Our failure to protest loudly enough makes us complicit with weak governance. It’s a silence that threatens democratic ideas and places every citizen, regardless of ideology, at peril.
The right to be offended is now an all-inclusive Indian sport that unites citizens from Tamil Nadu to Kashmir, Jaipur to Kolkata, women, Dalits, Muslim, Hindus.
The events of the past few weeks have a depressing sameness. In Kashmir, an all girls’ rock band is declared un-Islamic and disbands. In Tamil Nadu, Kamal Haasan agrees to seven cuts to allow for the release of his film, Vishwaroopam.
In Kolkata, Salman Rushdie cancels plans to attend the book fair. In Bangalore, paintings of nude goddesses cause offence. An academic faces arrest for an intemperate idea. And on it goes.
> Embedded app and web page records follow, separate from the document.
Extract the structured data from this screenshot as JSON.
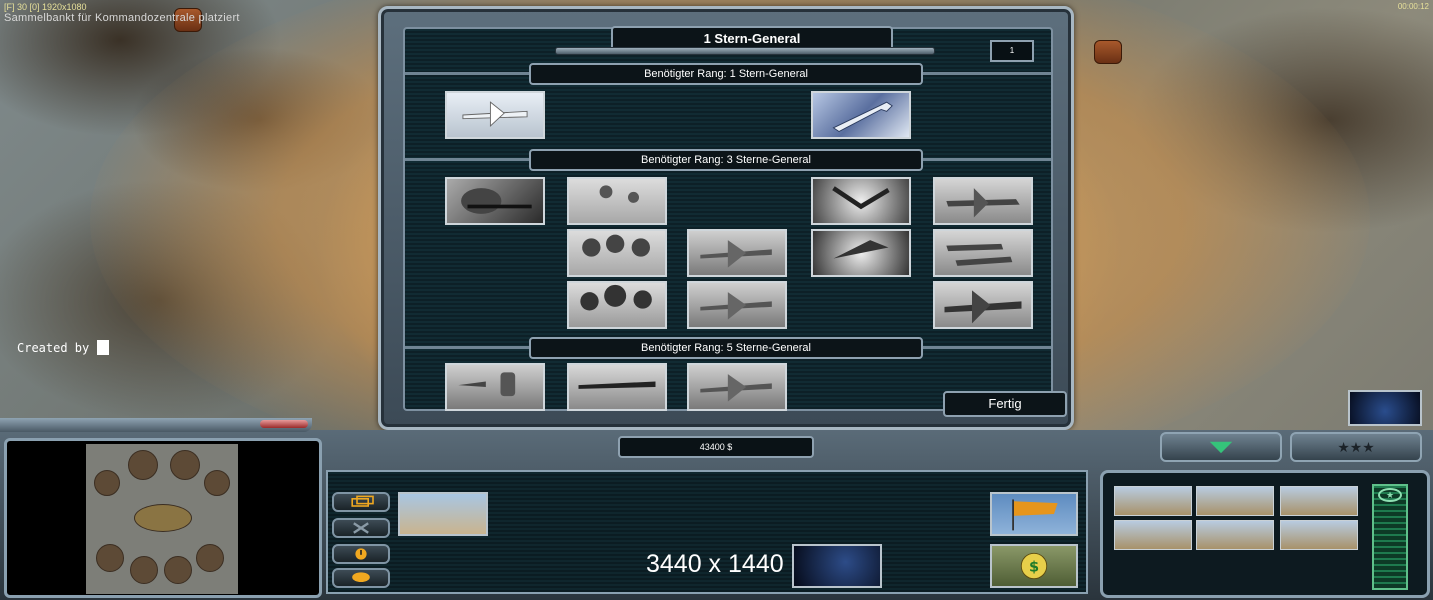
{
  "hud": {
    "status_text": "Sammelbankt für Kommandozentrale platziert",
    "top_left_fps": "[F] 30 [0] 1920x1080",
    "top_right_timer": "00:00:12"
  },
  "overlay": {
    "created_by": "Created by"
  },
  "general_window": {
    "title": "1 Stern-General",
    "points": "1",
    "rank1_label": "Benötigter Rang: 1 Stern-General",
    "rank3_label": "Benötigter Rang: 3 Sterne-General",
    "rank5_label": "Benötigter Rang: 5 Sterne-General",
    "done_button": "Fertig",
    "rank1_icons": [
      "drone-icon",
      "wrench-icon"
    ],
    "rank3_icons": [
      "sniper-icon",
      "paradrop-1-icon",
      "paradrop-2-icon",
      "paradrop-3-icon",
      "a10-strike-1-icon",
      "a10-strike-2-icon",
      "emp-icon",
      "spectre-icon",
      "fighter-1-icon",
      "fighter-2-icon",
      "bomber-icon"
    ],
    "rank5_icons": [
      "fuel-air-bomb-icon",
      "b52-bomber-icon",
      "a10-strike-3-icon"
    ]
  },
  "command_bar": {
    "money": "43400 $",
    "resolution_text": "3440 x 1440",
    "icons": {
      "selected_unit": "dozer-icon",
      "satellite": "satellite-icon",
      "flag": "flag-icon",
      "cash": "cash-icon",
      "buildings": [
        "war-factory-icon",
        "war-factory-icon",
        "war-factory-icon",
        "war-factory-icon",
        "war-factory-icon",
        "war-factory-icon"
      ]
    },
    "colors": {
      "panel_border": "#8aa0b0",
      "power_green": "#1e7a4e",
      "flag_orange": "#e6951c"
    }
  }
}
Continue reading “Quiet in times of intolerance”
In the small room they call home, the family of the girl known as Delhi’s Brave heart is trying to come to terms with its loss. Already there is no evidence that she lived here only a month ago.
In the small room they call home, the family of the girl known as Delhi’s Braveheart is trying to come to terms with its loss. Already there is no evidence that she lived here only a month ago. Her books and clothes have been packed away, although her brother points to a physiotherapy textbook that somehow got left out. On the front cover, a name has been scribbled in pencil on the top corner. It’s a neat scrawl, as if unwilling to take up more than its necessary space. I can only wonder how a girl with such a big spirit could have had such a tiny handwriting.
The father, his face a stoic mask, doesn’t want to hear the old story repeated. But the mother recounts the events of that night of December 16, how the family began to worry when it began to get late, how they tried her mobile but couldn’t get through, the call that finally came from the police, the autorickshaw ride on a cold night to Safdarjung hospital, the sight of a girl, your girl, so frail on the bed. You don’t know yet what has happened. You don’t know yet the extent of her brutalisation, the iron rod, the man who sat across her chest yelling, “Mar saali.” You only touch her hand, her eyes open, she sees you and she begins to cry.
Continue reading “There’s no closure for them”
The things are changing: Gender issues are now a part of mainstream discourse.
Just over a month ago would you have imagined thousands, men as well as women, marching in protest against rape? Just over a month ago would you have imagined that an online petition could cancel a New Year concert by a hugely popular rapper who sings of his rape fantasies? Just over a month ago would you have imagined policemen in Noida getting suspended after refusing to take complaints of a missing woman seriously?
To those who say nothing has changed in just over a month since the 23-year-old medical student was gang-raped, tortured and thrown off a moving bus, consider this: perhaps finally the glass is half full. Continue reading “Finally, the glass is half full”